(Data for this task Opens)

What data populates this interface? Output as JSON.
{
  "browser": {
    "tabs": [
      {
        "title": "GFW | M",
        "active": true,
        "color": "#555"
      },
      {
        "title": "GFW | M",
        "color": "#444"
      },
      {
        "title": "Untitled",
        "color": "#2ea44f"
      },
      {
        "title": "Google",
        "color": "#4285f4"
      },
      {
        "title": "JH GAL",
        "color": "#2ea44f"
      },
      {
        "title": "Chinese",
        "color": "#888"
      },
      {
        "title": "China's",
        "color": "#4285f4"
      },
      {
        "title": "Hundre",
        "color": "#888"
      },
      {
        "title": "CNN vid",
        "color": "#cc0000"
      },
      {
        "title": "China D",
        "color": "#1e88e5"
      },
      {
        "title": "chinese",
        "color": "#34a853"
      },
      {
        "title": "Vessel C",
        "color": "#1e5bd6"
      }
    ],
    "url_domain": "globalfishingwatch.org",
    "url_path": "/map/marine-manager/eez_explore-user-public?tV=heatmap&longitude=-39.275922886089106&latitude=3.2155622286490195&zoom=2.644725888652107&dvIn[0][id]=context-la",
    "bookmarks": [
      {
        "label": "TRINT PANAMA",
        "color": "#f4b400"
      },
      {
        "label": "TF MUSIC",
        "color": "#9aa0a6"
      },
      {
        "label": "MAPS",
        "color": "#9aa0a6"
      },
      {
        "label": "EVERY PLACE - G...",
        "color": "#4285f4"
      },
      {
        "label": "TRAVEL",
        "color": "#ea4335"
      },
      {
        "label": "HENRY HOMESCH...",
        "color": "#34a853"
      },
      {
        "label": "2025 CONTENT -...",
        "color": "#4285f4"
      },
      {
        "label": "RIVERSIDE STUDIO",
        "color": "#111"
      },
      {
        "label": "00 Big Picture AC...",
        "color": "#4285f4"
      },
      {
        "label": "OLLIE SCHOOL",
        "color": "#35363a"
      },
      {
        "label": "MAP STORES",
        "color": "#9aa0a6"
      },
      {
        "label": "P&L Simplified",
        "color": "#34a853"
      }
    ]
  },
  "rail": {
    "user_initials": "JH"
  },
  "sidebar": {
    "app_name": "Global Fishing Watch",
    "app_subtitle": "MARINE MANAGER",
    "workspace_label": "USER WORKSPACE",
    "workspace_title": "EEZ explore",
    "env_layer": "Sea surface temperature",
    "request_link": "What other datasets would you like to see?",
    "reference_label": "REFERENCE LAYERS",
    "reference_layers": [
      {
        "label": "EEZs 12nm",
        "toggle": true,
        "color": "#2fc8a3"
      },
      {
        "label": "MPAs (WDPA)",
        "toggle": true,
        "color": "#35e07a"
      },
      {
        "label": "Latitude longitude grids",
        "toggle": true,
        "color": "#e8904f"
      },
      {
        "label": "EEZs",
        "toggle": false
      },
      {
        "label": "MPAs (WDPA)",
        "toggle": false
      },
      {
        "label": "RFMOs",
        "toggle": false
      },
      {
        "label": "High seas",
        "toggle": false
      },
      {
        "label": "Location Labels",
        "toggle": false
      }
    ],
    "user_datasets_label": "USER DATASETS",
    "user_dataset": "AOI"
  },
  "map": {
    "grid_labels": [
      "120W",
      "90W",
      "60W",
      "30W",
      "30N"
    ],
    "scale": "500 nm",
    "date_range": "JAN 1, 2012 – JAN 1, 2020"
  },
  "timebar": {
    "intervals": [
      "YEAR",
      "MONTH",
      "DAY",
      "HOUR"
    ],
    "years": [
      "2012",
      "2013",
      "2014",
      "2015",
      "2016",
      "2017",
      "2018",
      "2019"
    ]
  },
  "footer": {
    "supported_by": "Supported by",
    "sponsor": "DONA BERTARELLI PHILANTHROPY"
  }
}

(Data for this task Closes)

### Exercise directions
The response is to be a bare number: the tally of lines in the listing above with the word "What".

### The completed task
2